WHAT YOU WILL DO: Track down every line below that holds "JSON" and copy it.

DATA RECORDS:
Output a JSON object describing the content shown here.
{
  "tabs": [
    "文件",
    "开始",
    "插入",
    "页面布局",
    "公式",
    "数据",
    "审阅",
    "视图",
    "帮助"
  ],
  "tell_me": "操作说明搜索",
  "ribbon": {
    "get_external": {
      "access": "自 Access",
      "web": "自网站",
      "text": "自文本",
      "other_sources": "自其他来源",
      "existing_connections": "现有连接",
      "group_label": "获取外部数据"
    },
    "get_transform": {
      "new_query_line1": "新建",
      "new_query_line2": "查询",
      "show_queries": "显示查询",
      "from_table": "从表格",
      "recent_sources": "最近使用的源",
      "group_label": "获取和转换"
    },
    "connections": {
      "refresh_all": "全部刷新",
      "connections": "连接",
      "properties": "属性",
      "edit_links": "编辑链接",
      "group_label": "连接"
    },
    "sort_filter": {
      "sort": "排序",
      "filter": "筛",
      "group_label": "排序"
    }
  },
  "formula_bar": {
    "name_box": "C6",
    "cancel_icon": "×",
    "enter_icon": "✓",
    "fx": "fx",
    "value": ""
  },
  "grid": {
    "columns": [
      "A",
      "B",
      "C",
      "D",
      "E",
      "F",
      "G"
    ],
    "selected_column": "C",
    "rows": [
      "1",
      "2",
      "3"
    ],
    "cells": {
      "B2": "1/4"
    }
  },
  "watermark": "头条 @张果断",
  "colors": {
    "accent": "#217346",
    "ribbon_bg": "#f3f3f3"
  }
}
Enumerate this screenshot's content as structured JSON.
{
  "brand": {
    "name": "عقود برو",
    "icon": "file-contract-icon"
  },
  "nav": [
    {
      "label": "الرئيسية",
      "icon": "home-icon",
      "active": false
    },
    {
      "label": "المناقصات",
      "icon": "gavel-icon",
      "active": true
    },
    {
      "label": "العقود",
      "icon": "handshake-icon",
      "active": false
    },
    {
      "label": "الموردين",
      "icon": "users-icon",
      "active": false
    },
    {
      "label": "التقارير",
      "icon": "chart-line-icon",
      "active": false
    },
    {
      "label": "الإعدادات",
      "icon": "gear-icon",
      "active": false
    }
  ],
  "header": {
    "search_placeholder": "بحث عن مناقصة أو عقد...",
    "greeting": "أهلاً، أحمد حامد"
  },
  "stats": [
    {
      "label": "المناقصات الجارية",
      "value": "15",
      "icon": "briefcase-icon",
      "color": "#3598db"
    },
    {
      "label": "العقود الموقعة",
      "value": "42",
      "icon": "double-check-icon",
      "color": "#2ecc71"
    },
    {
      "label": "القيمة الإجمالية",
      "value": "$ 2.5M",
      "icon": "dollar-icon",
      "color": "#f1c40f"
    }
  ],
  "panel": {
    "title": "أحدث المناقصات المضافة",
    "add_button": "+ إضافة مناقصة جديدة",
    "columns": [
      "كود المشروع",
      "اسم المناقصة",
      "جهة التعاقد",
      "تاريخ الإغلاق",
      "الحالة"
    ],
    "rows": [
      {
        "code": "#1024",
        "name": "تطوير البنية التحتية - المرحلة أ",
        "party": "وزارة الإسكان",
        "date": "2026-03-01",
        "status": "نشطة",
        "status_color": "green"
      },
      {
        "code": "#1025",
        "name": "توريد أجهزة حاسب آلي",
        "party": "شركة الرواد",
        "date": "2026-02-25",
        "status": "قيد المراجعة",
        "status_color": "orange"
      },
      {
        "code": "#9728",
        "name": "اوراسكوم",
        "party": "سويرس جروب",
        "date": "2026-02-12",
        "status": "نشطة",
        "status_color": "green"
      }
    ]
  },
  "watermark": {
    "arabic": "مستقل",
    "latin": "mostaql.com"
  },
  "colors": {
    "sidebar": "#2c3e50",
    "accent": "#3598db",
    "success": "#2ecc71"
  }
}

REPLY:
Output a JSON object describing the content shown here.
Enumerate this screenshot's content as structured JSON.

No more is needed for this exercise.